Myth 3: Conjunctivitis is not contagious.
Fact: Conjunctivitis of infectious etiology is contagious, while other forms such as allergic conjunctivitis may not spread from one person to another by contact. “Differentiating between these types warrants assessment by an ophthalmologist (eye specialist), who can advise on appropriate treatment measures,” says Dr Vijitha.
Myth 4: Home remedies can cure pink eye.
Fact: While home remedies such as cold compresses can alleviate discomfort, it cannot remedy the condition. Dr Vijitha recommends definitive treatment as advised by an ophthalmologist, depending on the underlying cause. “Seeking a doctor’s opinion is especially crucial in severe eye disease,” she notes.
Myth 5: Babies cannot be born with conjunctivitis.
Fact: Neonatal conjunctivitis, also known as ophthalmia neonatorum, is an eye infection affecting newborns at the time of, or immediately after, birth. “Often contracted during birth, it stems from bacterial, viral, or chlamydial infections.

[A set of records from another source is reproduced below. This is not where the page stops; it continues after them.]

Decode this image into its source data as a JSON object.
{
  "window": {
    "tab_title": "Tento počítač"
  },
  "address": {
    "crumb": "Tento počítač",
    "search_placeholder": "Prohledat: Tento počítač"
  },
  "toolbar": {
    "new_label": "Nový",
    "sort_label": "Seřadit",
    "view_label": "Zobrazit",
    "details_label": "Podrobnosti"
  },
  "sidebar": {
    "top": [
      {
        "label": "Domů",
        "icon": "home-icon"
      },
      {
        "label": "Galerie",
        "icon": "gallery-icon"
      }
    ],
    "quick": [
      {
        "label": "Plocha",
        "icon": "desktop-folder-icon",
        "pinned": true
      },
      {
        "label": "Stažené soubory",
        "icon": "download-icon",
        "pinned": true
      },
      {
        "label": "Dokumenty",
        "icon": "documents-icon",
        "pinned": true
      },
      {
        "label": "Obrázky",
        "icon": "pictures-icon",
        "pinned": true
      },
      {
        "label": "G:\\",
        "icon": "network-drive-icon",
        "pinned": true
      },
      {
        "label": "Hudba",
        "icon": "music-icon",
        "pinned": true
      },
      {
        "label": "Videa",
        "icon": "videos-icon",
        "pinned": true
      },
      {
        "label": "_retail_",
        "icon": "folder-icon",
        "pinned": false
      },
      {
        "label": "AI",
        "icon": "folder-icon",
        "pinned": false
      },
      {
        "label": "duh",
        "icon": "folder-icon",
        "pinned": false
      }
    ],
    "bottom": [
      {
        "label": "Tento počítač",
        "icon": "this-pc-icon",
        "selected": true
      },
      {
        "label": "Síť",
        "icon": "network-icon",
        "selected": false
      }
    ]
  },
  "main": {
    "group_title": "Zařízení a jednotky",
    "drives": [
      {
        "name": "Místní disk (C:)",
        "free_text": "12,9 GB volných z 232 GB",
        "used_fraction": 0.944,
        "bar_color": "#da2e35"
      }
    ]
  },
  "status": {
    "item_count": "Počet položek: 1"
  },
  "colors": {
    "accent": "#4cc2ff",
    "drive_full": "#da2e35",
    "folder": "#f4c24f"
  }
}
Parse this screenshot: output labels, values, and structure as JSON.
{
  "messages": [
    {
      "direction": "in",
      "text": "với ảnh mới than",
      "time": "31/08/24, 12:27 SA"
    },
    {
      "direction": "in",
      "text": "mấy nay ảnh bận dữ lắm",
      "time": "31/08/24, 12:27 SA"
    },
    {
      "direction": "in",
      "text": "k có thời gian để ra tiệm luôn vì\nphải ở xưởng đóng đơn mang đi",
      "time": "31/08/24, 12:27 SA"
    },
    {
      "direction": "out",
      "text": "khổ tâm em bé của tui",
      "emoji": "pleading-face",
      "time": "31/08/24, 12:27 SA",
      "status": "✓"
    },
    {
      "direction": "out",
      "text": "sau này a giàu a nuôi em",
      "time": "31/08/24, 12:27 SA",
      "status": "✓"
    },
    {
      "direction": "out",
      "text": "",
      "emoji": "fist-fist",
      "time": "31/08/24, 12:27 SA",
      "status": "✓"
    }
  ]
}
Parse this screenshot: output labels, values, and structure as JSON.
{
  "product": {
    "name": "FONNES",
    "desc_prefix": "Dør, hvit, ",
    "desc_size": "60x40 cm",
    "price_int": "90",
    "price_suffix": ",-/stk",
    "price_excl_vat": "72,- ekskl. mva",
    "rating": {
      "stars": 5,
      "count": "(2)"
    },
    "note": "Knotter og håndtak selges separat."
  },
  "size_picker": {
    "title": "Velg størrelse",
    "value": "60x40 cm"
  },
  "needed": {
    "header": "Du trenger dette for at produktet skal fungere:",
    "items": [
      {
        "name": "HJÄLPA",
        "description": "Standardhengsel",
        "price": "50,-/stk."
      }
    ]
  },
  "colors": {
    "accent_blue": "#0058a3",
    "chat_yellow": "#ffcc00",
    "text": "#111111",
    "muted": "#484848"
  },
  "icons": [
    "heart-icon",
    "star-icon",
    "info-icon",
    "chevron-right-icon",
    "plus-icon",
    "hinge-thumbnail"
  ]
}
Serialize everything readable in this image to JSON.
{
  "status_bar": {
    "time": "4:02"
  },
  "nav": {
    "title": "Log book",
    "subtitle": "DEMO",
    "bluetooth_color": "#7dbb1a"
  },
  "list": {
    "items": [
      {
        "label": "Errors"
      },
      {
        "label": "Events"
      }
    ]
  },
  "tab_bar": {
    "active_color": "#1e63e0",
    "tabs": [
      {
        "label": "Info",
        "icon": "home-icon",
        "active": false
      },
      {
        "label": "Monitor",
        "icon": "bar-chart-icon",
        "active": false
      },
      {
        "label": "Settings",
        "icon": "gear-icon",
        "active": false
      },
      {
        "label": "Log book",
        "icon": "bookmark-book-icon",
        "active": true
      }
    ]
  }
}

Babies born with such infections also run the risk of developing systemic infection,” informs Dr Vijitha.
To sum it up, there are many causes for conjunctivitis. Outbreaks are usually caused by infectious agents. It is important to consult a doctor immediately if the redness in the eye worsens, eye pain ensues, or vision becomes blurry.
Simple but important measures including maintaining hand hygiene, avoiding direct contact with infected individuals or their items can help prevent the spread of the infection.